BY ISABELLA MARCON
One of the main priorities of all schools is to unify students and to make them feel included. At CCHS, a week-long program called Start with Hello will be implemented during the school year.
Start with Hello is a program run by the Sandy Hook Promise (SHP) organization. The program’s roots go back to the Sandy Hook Elementary School shooting in 2012. Its purpose is to prevent the isolation of students from social groups and other common high school cliques.
SHP is a national, non-profit organization led by several of the family members whose loved ones were lost in the mass shooting at Sandy Hook Elementary School. Their Start with Hello initiative includes programs to assist students with social learning, as well as programs on how to bridge cultural divides.
The Start with Hello program aims to address the “human side” of gun violence by preventing individuals from using firearms to hurt themselves or others.
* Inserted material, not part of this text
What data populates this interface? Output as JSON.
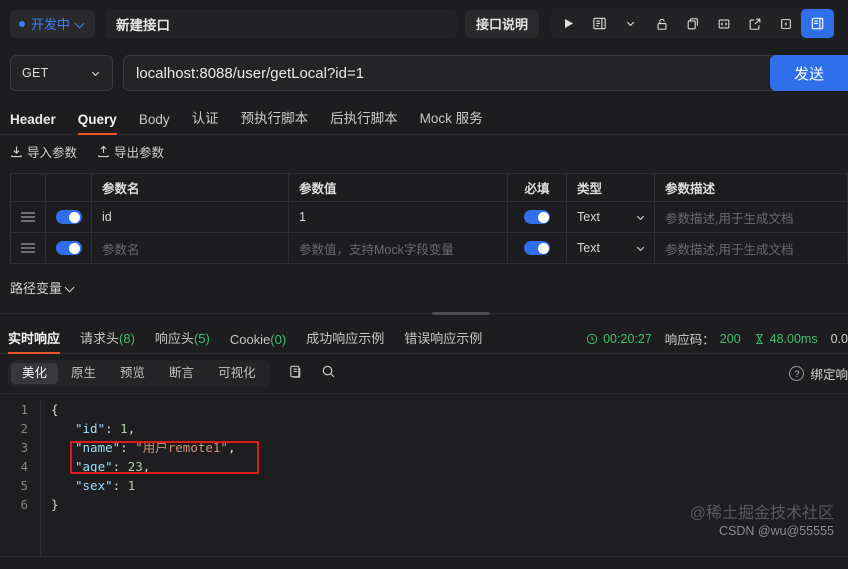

The program’s mission is to aid in the prevention of gun violence as well as other forms of violence and victimization by educating people to identify, intervene and get help for at-risk individuals.
The Start with Hello program aims to address the “human side” of gun violence.
The program brings light to the increasing epidemic of social isolation. Social isolation can cause an individual to feel overwhelmingly lonely or left out. Those who feel this way can struggle with learning and social development, and, eventually, stray away from society or choose to hurt themselves or others.
By raising awareness about social isolation, the program plans to educate students and the community on how to prevent the issue through a week of training, advertising, activities, public proclamations, media events, student contests and school awards.
With the assistance of Career and Success Advisor Mrs. Ramirez, a group of club leaders, two being from Model United Nations (MUN) and Latinos in Action (LIA), are working on bringing the program to CCHS.
“I think this initiative has the potential to spark a change within our school culture.”
“I think this initiative has the potential to spark a change within our school culture,” MUN President David Lee said. “Our school tends to be very exclusive as most of us have known each other since elementary school. I think the Start with Hello Week will encourage people to take the initiative to approach others.”
Although the Cooper City community may leave some to feel secluded, language and cultural barriers are also a source of social isolation at CCHS.
Cooper City has a diverse population of students, many of whom have cultural backgrounds from other countries, and may even speak English as a second language. Start with Hello Week is a way to reach out to these students and bridge national origin and language barriers.
“Every single effort made to talk with someone who is struggling to fit in will have an effect on their lives.”
“I experienced it [social isolation] myself,” LIA President Avril Matute said. “Adapting to a completely new life was challenging, but spending the majority of the time in school alone made it worse. Back then, a simple ‘hello’ or a smile would’ve made a big difference.”
Individuals at CCHS will be able to meet and interact with students beyond the normal comfort zone of their social groups.
“Every single effort made to talk with someone who is struggling to fit in will have an effect on their lives,” sophomore Madalina Bulat said. “It shows [that] they’re not alone and is a great way to meet new people.”
The dates for Start with Hello Week have not yet been announced by CCHS. The students have been advised that the week will be scheduled this school year. Start with Hello provides a unique opportunity for all students to reach out and get to know one another on a personal level without regard to what language they speak, how long they have been at CCHS or what country of origin they are from.
Photo by Genna Nordling